First, may a lawyer advise a client about the legal implications of the social media postings and coach the client on what should and should not be shared on social media? Model Rules of Professional Conduct 1.1 and 1.3, which require a lawyer to provide competent and diligent representation, suggest that a lawyer must have knowledge of social media and an understanding of how it may impact the client’s case. As a result, a lawyer should advise the lawyer’s client, both before and after the suit is filed, of the legal ramifications of existing posts, future posts, and third-party comments.

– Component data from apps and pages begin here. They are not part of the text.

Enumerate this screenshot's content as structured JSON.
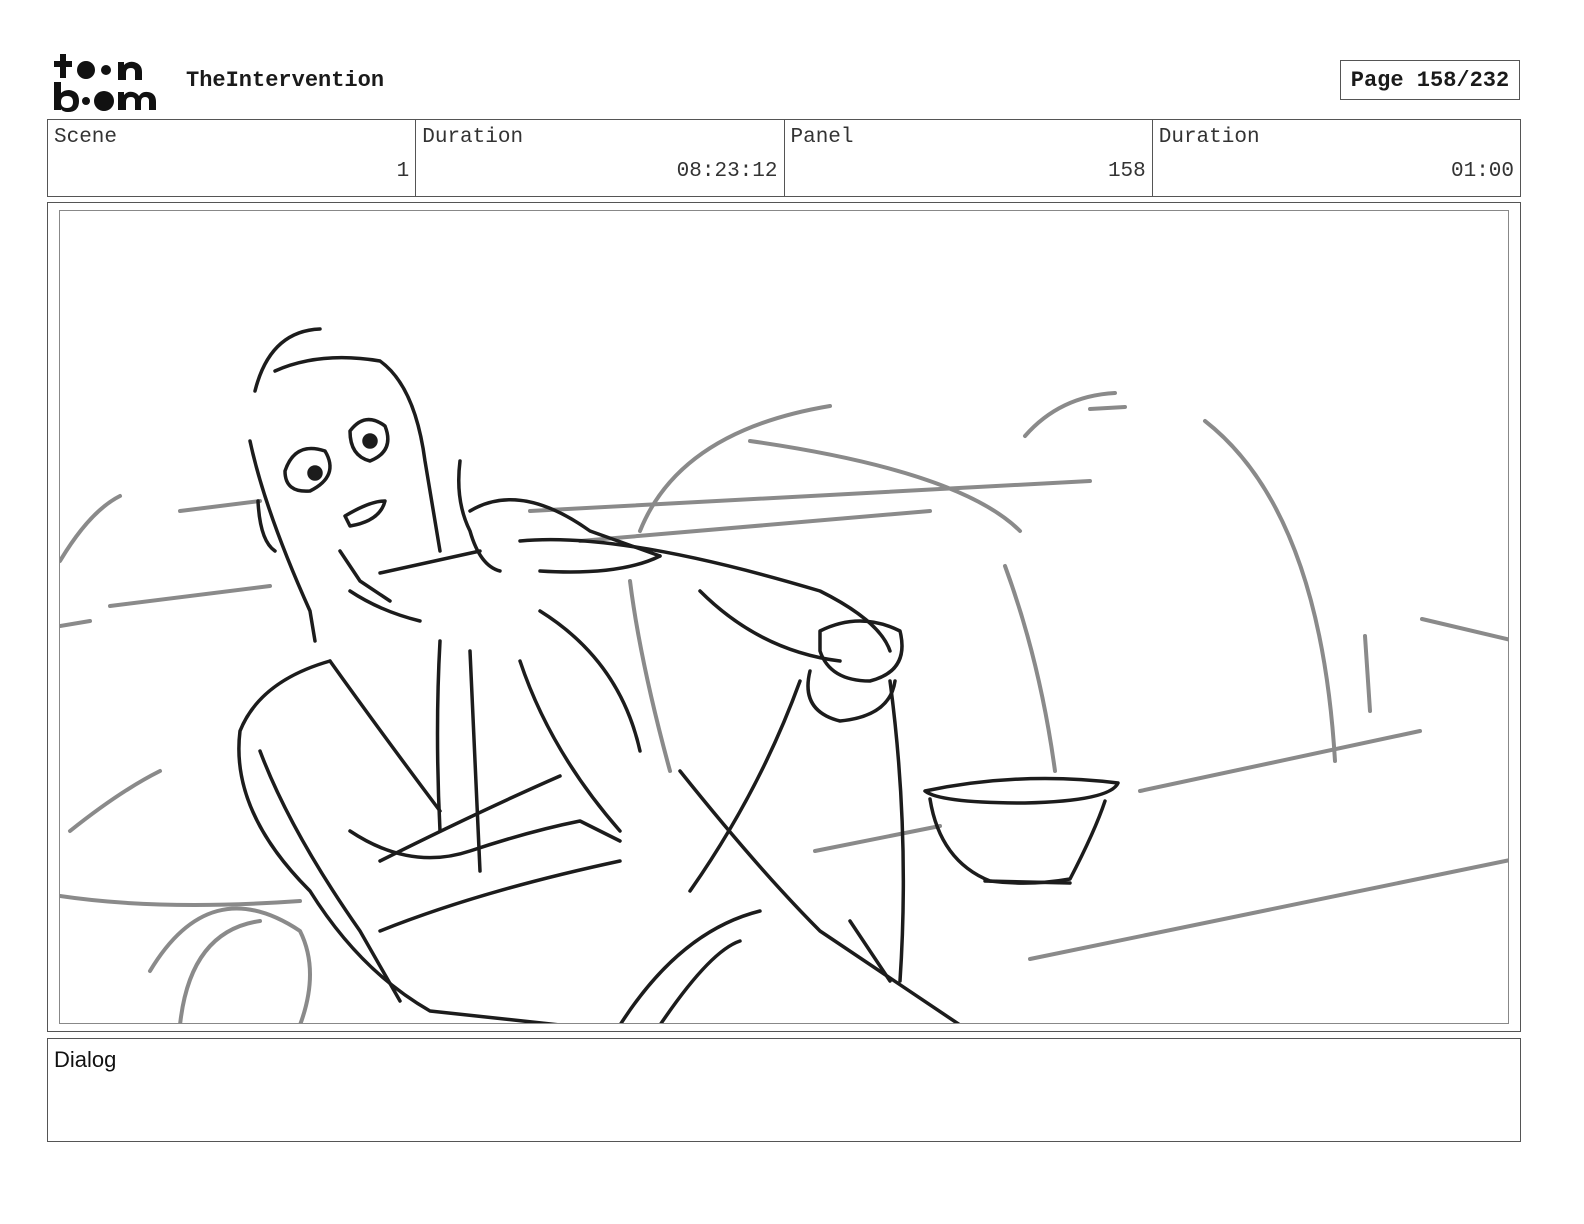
{
  "header": {
    "logo_icon": "toonboom-logo",
    "project_title": "TheIntervention",
    "page_label": "Page 158/232"
  },
  "info": {
    "scene_label": "Scene",
    "scene_value": "1",
    "scene_duration_label": "Duration",
    "scene_duration_value": "08:23:12",
    "panel_label": "Panel",
    "panel_value": "158",
    "panel_duration_label": "Duration",
    "panel_duration_value": "01:00"
  },
  "panel": {
    "image_icon": "storyboard-sketch"
  },
  "dialog": {
    "label": "Dialog"
  }
}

Second, may a lawyer instruct a client to remove postings on social media either before or after the filing of a suit? Model Rule 1.2(d) prohibits a lawyer from counseling or assisting a client to engage in conduct that the lawyer knows is criminal or fraudulent. Considering this, a lawyer must consult the law of spoliation and obstruction of justice before counseling a client to take down social media posts. If removal of posts does not constitute spoliation and is not otherwise illegal, the lawyer may instruct the client to remove existing posts. When there is potential that removal of the posts would constitute spoliation, the lawyer must advise the client to preserve the posts on a memory device, and the lawyer may take possession of the material to ensure its preservation.
Third, may a lawyer instruct a client to change security and privacy settings on social media pages to the highest level of restricted access? The opinion concludes that, if such advice is not in violation of a law or court order, the lawyer may instruct the client to change these settings both before and after the suit is filed.
Louisiana Rules of Professional Conduct 1.1, 1.3, and 1.2(d) are substantially similar to the corresponding ABA Model Rules. As a result, this North Carolina opinion should provide helpful guidance to lawyers in Louisiana.